Although the country has made important strides in curbing cigarette use in the past 50 years, tobacco remains a persistent threat—and e-cigarettes are an emerging one—to the health of many Americans. This is especially true for individuals with incomes below the poverty line and who have less than a high school education as well as for American Indians and Alaska Natives. Establishing comprehensive smoke-free laws, increasing the price of tobacco products, and reducing exposure to targeted tobacco industry advertising and promotions remain important strategies. Already this year, the President signed into law legislation that requires child-resistant packaging for the liquids in e-cigarettes and we anticipate several promising regulations in 2016, including one that would give the Food and Drug Administration the authority to regulate e-cigarettes and another by the Department of Housing and Urban Development that would make public housing smoke-free.
Gun Violence Prevention
We are in the midst of a national debate and movement on gun violence that has primarily focused on two approaches: gun control and mental health. While there isn’t a focus on gun control legislation in Congress, lawmakers have concentrated on a series of mental healthcare reform bills, currently under consideration. Moving forward, we must work together to ensure that any efforts to increase access to mental health services, an important endeavor, does not exacerbate stigma associated with mental illness. In the wake of several recent tragic mass shootings and in response to the slow progress in Congress, the President released a series of executive orders on gun safety earlier this year. In addition, medical and public health groups are continuing to rally to end the ban on Centers for Disease Control and Prevention gun violence research—a ban which has persisted for nearly 20 years. While these are all important initiatives, they will achieve only limited success if we do not also recognize the tragic toll that gun violence imposes on communities across the country—each and every day—and address the resulting trauma through comprehensive prevention strategies.
The New Year ushered in the latest version of the Dietary Guidelines for Americans, which is updated every five years and serves not only as nutritional guidance for individuals but as the basis for federal nutrition policies and education programs. While falling short of the Dietary Guidelines Advisory Committee’s recommendation to lower intake of red and processed meats across all populations and include sustainability as a key consideration in dietary advice, the Guidelines did take a strong stance on limiting added sugars. Also on a five-year timeline is congressional reauthorization of federal child nutrition programs. An agreement has recently been proposed in the Senate and is now working its way through Congress. We’ll also be watching for further delays and changes to menu-labeling requirements for chain restaurants, grocery stores, and other food businesses (now postponed until December 1, 2016) and a Food and Drug Administration regulation that would update the Nutrition Facts panel to include a measurement for added sugars.

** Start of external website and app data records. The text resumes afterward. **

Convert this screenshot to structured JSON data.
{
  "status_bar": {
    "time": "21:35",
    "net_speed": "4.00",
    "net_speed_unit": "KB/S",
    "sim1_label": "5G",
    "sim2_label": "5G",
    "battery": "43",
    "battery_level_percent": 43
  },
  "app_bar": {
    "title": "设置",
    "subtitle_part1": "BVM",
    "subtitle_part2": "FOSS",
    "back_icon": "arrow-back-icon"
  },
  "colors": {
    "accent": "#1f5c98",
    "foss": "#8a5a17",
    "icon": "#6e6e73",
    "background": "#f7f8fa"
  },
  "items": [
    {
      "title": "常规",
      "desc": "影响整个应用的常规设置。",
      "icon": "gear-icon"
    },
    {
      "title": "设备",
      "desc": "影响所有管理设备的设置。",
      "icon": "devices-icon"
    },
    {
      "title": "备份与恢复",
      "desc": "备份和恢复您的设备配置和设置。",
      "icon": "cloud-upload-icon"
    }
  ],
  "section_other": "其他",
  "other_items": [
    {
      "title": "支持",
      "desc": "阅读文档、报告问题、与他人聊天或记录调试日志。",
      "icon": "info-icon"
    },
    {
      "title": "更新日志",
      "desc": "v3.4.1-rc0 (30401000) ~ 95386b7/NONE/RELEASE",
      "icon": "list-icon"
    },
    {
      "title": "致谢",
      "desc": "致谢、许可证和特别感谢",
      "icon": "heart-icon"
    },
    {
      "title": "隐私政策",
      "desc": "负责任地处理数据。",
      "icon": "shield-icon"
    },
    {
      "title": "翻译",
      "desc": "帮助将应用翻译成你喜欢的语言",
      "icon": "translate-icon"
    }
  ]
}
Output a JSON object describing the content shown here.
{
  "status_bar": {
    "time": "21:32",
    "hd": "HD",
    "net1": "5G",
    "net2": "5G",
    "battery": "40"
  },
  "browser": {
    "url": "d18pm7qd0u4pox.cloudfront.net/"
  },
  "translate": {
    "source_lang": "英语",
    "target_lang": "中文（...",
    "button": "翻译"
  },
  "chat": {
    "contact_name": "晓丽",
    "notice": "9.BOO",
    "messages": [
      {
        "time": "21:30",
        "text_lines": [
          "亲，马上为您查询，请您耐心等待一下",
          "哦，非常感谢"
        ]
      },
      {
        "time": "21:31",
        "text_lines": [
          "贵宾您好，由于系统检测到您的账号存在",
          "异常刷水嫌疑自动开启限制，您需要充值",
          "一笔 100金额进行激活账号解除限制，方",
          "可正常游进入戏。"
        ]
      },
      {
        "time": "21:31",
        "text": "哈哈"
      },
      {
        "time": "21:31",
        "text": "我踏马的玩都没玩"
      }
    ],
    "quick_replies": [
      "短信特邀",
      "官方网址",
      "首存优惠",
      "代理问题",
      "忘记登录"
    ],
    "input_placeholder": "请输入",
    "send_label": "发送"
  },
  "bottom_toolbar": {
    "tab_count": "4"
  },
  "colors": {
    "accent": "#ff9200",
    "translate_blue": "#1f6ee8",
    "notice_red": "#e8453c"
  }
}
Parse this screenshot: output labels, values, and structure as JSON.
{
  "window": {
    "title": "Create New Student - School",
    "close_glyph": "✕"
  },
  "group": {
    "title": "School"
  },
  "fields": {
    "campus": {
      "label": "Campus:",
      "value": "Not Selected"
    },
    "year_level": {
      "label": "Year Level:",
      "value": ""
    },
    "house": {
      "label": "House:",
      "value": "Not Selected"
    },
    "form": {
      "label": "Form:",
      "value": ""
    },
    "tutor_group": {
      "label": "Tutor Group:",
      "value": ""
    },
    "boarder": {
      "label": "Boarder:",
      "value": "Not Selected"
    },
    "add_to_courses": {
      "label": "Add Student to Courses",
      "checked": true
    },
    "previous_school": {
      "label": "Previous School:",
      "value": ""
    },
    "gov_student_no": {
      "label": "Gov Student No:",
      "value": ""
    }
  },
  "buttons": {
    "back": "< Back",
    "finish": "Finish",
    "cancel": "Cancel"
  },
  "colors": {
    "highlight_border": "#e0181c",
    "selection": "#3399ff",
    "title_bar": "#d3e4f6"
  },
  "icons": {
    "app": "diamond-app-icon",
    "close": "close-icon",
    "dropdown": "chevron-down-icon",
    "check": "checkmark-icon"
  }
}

We look forward to working with you to pursue these and other important opportunities to advance prevention, safety, and equity for all communities in 2016 and—critically—to set the tone and our expectations for the next presidential administration. Help us get started by sharing your prevention policy goals for 2016 using the hashtag #PrxAct2016 on social media.